During my recent jaunt to Australia, the group of East Coast Sommeliers with whom I was traveling was treated to an in-vineyard pruning lesson followed by an in-office Clare Valley Riesling Masterclass, headed by Taylor Wines’ Chief Winemaker Adam Eggins. [ Editor’s note: if you enjoy the wines of Taylors (known as Wakefield in the U.S.), then you should silently hope that none of the grapes for future vintages hail from the vines that we mauled that day ]. Like most good Aussies, Eggins is quick-witted, opinionated, and not afraid to hide those opinions even when actually he’s trying to hide them. But even Eggins didn’t quite reveal his hand when he shared with us a French report on the Riesling/petrol phenomenon (shared below, emphasis mine):
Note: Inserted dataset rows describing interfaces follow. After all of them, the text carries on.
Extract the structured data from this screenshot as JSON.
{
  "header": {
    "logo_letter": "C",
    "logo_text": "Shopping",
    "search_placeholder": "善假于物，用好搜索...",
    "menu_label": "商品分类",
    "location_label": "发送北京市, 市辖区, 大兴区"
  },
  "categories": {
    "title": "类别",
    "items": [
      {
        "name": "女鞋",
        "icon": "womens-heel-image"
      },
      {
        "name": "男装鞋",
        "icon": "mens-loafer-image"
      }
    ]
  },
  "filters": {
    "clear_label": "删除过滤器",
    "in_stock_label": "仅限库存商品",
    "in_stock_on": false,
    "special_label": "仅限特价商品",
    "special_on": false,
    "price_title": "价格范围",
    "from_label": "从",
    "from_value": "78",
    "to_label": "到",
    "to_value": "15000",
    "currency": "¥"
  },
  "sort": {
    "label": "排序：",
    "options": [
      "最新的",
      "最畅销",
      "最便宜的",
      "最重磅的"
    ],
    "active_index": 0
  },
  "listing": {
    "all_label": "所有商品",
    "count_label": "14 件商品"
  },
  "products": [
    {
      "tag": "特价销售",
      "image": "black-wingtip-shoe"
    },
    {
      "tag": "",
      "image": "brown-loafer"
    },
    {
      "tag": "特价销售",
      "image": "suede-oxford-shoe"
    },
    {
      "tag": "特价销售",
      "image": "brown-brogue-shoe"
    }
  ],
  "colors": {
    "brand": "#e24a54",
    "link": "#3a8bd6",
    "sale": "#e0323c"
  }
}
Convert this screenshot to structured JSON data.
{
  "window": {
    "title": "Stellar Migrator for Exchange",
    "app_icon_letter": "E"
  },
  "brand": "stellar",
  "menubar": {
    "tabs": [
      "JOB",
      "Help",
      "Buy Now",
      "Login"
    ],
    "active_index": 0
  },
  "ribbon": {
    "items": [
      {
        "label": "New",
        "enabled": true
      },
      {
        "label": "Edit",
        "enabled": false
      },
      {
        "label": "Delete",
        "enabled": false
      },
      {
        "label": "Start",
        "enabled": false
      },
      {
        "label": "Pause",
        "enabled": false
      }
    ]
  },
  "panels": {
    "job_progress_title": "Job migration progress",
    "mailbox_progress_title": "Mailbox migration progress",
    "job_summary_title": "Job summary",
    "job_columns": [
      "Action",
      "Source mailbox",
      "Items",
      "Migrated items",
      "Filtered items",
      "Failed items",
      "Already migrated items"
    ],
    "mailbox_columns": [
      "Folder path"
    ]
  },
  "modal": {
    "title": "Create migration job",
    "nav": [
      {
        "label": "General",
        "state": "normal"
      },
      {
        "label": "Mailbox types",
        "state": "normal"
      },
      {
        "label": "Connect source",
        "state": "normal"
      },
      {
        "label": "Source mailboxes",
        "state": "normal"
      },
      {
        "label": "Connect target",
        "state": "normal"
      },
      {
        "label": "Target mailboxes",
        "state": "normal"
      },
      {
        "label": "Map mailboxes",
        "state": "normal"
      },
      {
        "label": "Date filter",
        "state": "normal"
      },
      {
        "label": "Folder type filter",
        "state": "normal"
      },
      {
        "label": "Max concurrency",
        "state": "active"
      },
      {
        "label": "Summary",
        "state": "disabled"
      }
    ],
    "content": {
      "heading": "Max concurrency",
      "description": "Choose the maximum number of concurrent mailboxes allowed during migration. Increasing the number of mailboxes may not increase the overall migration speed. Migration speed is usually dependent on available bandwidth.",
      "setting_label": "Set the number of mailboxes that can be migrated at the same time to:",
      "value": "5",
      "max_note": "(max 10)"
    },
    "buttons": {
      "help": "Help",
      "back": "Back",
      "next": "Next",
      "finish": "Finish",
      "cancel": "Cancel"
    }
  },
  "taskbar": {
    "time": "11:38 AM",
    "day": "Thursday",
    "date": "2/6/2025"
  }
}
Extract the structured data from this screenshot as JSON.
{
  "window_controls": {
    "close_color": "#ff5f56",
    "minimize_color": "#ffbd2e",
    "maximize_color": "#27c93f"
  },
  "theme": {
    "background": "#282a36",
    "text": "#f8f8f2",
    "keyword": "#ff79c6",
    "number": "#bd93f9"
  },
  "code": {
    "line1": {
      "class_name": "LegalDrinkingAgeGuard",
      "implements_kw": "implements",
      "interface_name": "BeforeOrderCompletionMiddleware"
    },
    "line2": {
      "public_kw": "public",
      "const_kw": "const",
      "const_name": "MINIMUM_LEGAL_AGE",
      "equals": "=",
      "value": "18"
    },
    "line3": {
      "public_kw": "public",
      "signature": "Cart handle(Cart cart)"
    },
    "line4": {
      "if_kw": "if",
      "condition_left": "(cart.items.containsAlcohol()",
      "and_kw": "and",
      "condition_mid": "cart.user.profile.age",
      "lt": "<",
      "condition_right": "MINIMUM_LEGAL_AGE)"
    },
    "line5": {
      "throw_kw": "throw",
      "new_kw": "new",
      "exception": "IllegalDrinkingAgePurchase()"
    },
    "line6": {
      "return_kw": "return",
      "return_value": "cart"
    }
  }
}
“With time, Riesling wines tend to acquire a petrol note (goût petrol in French) which is sometimes described with associations to kerosene, lubricant or rubber. While an integral part of the aroma profile of mature Riesling and sought after by many experienced drinkers, it may be off-putting to those unaccustomed to it, and those who primarily seek young and fruity aromas in their wine. …the German Wine Institute has gone so far as to omit the mentioning of “petrol” as a possible aroma on their German-language Wine Aroma Wheel, which is supposed to be specially adapted to German wines, and despite the fact that professor Ann C. Noble had included petrol in her original version of the wheel.”
Another way of saying that, is that Riesling’s petrol aroma is a fault.
But is it, really?
The answer, I think, is an emphatic NO…